September 26, 2016 8:00 AM
Georgians have four proposed Constitutional amendment questions on their November ballots this November. I’ve already belabored the point of voting NO on Amendment 3 regarding the dissolution of the Judicial Qualifications Commission, but there is another of equal importance: Amendment 2 for the Safe Harbor Act.
What it will do:
- The Amendment will allow the state of Georgia to impose a $5,000 annual tax, a 1% of the gross revenue for the company – whichever is greater, on adult entertainment establishments.
- The money collected will be directed to a NEW bureaucratic commission responsible for funding victim rehabilitation.
- Georgia’s civil forfeiture practices will be expanded as law enforcement agencies will be able to seize additional assets of accused persons prior to a conviction.
A little background:
The legislation, and the enabling bill to place the measure on the ballot, was passed in 2015. I wrote about the legislation extensively beginning from the day it dropped, I was working at the Capitol at the time.

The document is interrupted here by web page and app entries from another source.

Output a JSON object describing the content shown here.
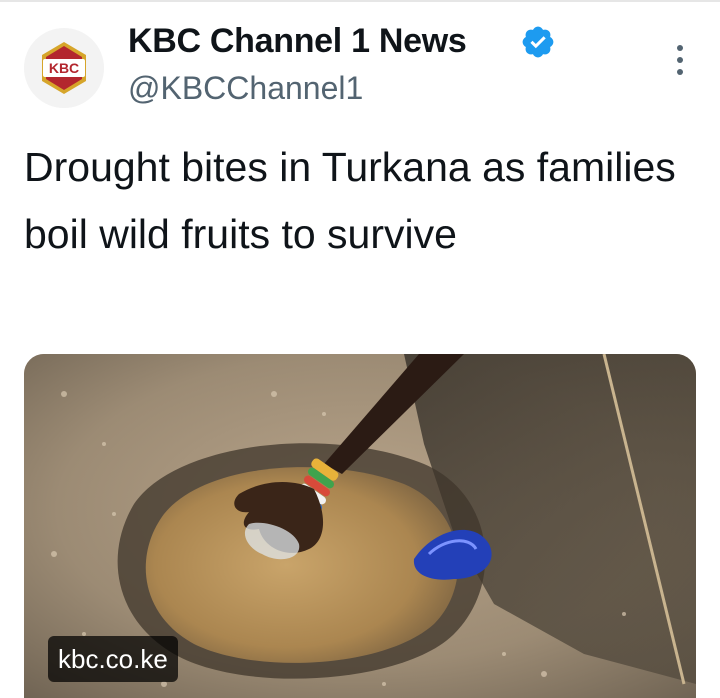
{
  "author": {
    "name": "KBC Channel 1 News",
    "handle": "@KBCChannel1",
    "verified": true,
    "avatar_logo_text": "KBC",
    "avatar_icon": "kbc-logo"
  },
  "tweet": {
    "text": "Drought bites in Turkana as families boil wild fruits to survive"
  },
  "media": {
    "domain": "kbc.co.ke",
    "image_description_icon": "photo-hand-in-water-hole"
  },
  "colors": {
    "verified_blue": "#1d9bf0",
    "handle_grey": "#536471",
    "text": "#0f1419",
    "logo_red": "#b3262e",
    "logo_gold": "#d6a52a"
  }
}
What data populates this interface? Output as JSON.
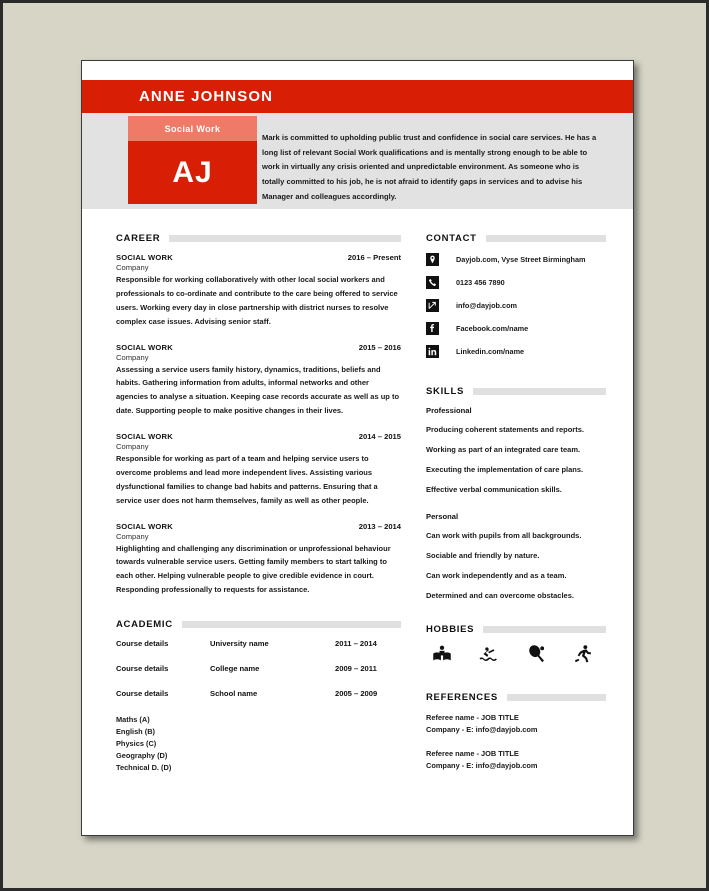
{
  "theme": {
    "accent_red": "#d81f06",
    "accent_light_red": "#ef7a68",
    "band_gray": "#e2e2e2",
    "rule_gray": "#e0e0e0",
    "desk_background": "#d6d5c6",
    "page_white": "#ffffff"
  },
  "header": {
    "full_name": "ANNE JOHNSON",
    "badge_title": "Social Work",
    "badge_initials": "AJ",
    "profile_summary": "Mark is committed to upholding public trust and confidence in social care services. He has a long list of relevant Social Work qualifications and is mentally strong enough to be able to work in virtually any crisis oriented and unpredictable environment. As someone who is totally committed to his job, he is not afraid to identify gaps in services and to advise his Manager and colleagues accordingly."
  },
  "career": {
    "heading": "CAREER",
    "jobs": [
      {
        "title": "SOCIAL WORK",
        "dates": "2016 – Present",
        "company": "Company",
        "description": "Responsible for working collaboratively with other local social workers and professionals to co-ordinate and contribute to the care being offered to service users. Working every day in close partnership with district nurses to resolve complex case issues. Advising senior staff."
      },
      {
        "title": "SOCIAL WORK",
        "dates": "2015 – 2016",
        "company": "Company",
        "description": "Assessing a service users family history, dynamics, traditions, beliefs and habits. Gathering information from adults, informal networks and other agencies to analyse a situation. Keeping case records accurate as well as up to date. Supporting people to make positive changes in their lives."
      },
      {
        "title": "SOCIAL WORK",
        "dates": "2014 – 2015",
        "company": "Company",
        "description": "Responsible for working as part of a team and helping service users to overcome problems and lead more independent lives. Assisting various dysfunctional families to change bad habits and patterns. Ensuring that a service user does not harm themselves, family as well as other people."
      },
      {
        "title": "SOCIAL WORK",
        "dates": "2013 – 2014",
        "company": "Company",
        "description": "Highlighting and challenging any discrimination or unprofessional behaviour towards vulnerable service users. Getting family members to start talking to each other. Helping vulnerable people to give credible evidence in court. Responding professionally to requests for assistance."
      }
    ]
  },
  "academic": {
    "heading": "ACADEMIC",
    "entries": [
      {
        "course": "Course details",
        "institution": "University name",
        "years": "2011 – 2014"
      },
      {
        "course": "Course details",
        "institution": "College name",
        "years": "2009 – 2011"
      },
      {
        "course": "Course details",
        "institution": "School name",
        "years": "2005 – 2009"
      }
    ],
    "grades": [
      "Maths (A)",
      "English (B)",
      "Physics (C)",
      "Geography (D)",
      "Technical D. (D)"
    ]
  },
  "contact": {
    "heading": "CONTACT",
    "items": [
      {
        "icon": "location-pin-icon",
        "text": "Dayjob.com, Vyse Street Birmingham"
      },
      {
        "icon": "phone-icon",
        "text": "0123 456 7890"
      },
      {
        "icon": "email-icon",
        "text": "info@dayjob.com"
      },
      {
        "icon": "facebook-icon",
        "text": "Facebook.com/name"
      },
      {
        "icon": "linkedin-icon",
        "text": "Linkedin.com/name"
      }
    ]
  },
  "skills": {
    "heading": "SKILLS",
    "professional_label": "Professional",
    "professional": [
      "Producing coherent statements and reports.",
      "Working as part of an integrated care team.",
      "Executing the implementation of care plans.",
      "Effective verbal communication skills."
    ],
    "personal_label": "Personal",
    "personal": [
      "Can work with pupils from all backgrounds.",
      "Sociable and friendly by nature.",
      "Can work independently and as a team.",
      "Determined and can overcome obstacles."
    ]
  },
  "hobbies": {
    "heading": "HOBBIES",
    "icons": [
      "reading-icon",
      "swimming-icon",
      "table-tennis-icon",
      "running-icon"
    ]
  },
  "references": {
    "heading": "REFERENCES",
    "entries": [
      {
        "name_title": "Referee name - JOB TITLE",
        "company_email": "Company - E: info@dayjob.com"
      },
      {
        "name_title": "Referee name - JOB TITLE",
        "company_email": "Company - E: info@dayjob.com"
      }
    ]
  }
}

At one point, I called the legislation ‘The Most Dishonest Bill of the 2015 Session’ in one of my columns. I stand by the statement, and since it’s been 18 months since the legislation passed, I’m even more confident in that statement. Since the crusade against adult entertainment industries, not a single arrest relating to human or sex trafficking has been made at a strip club, or in the proximity of strip club. In fact, during the Committee Hearings for the bill, not a single victim testified that they were victimized at strip clubs. Each one noted the crimes were a result of the internet. If that’s the case, shouldn’t they be taxing the internet? (That’s sarcasm)
Just recently, the bill’s sponsor, Senator Renee Unterman admitted as much to the Macon Telegraph, ““People in the rural areas they say, ‘It doesn’t happen here.’ (But) it happens any place you got the internet. You got chat rooms and kids run away from home. Or they make an acquaintance in the chat rooms, and they get picked up,” she said.
Worse, this government-growing legislation was brought to you, in full, by House and Senate Republicans.
After the bill passed both chambers, before the Governor even signed it into law, the stripper lobby made it clear they would challenge the law – and they have a Constitutional basis to do so.
Why defeat of the Amendment is necessary:
The Amendment is being sold to the public as one that aid in the reduction of human trafficking in Georgia and an initiative that will protect children. The blunt reality is that THIS AMENDMENT WILL DO NEITHER. It simply does not have the capability to do such a thing. If a strip club is doing something illegal, local governments and law enforcement have the ability to sanction the establishment or shut them down. Imposing a tax and throwing money at a problem will not fix it.
More importantly – taxing an unrelated industry is immoral.
The State of Georgia already has too many governmental entities. There is no conservative argument to create a NEW Commission for the sole purpose of funneling money. Isn’t that the reason we already have dozens of anti-human trafficking non-profit organizations? I’m sure they have a better idea of how to allocate resources, anyway.
I can assure you, it isn’t a popular position to take, but that doesn’t mean it isn’t the right position. Who wants to vote against children? Worse, who wants to be on the side of the strippers? I can assure you, it wasn’t me. But the precedent this sets is dangerous. We have a Republican majority in the House and Senate, but what happens when that changes? What happens when it’s gun shops or army surplus stores or health insurance companies or any other industry that’s directly affected by the $5,000 fee because some legislators disapprove?
This isn’t about being in favor of strip clubs. This is strictly about being pro-free market, pro-small government, and anti-taxation. What makes us so great? People can do things we don’t approve of and the world keeps turning.
The State of Georgia has no vested governmental interest, Constitutional or otherwise, in collecting money for human trafficking victims. If they did, they wouldn’t have to amend the Georgia Constitution in order to do it.
Send Georgia legislators a message and let them know that taxation isn’t a tool to punish what they don’t like. VOTE NO on Amendment 2 for the Safe Harbor Act on November 8th.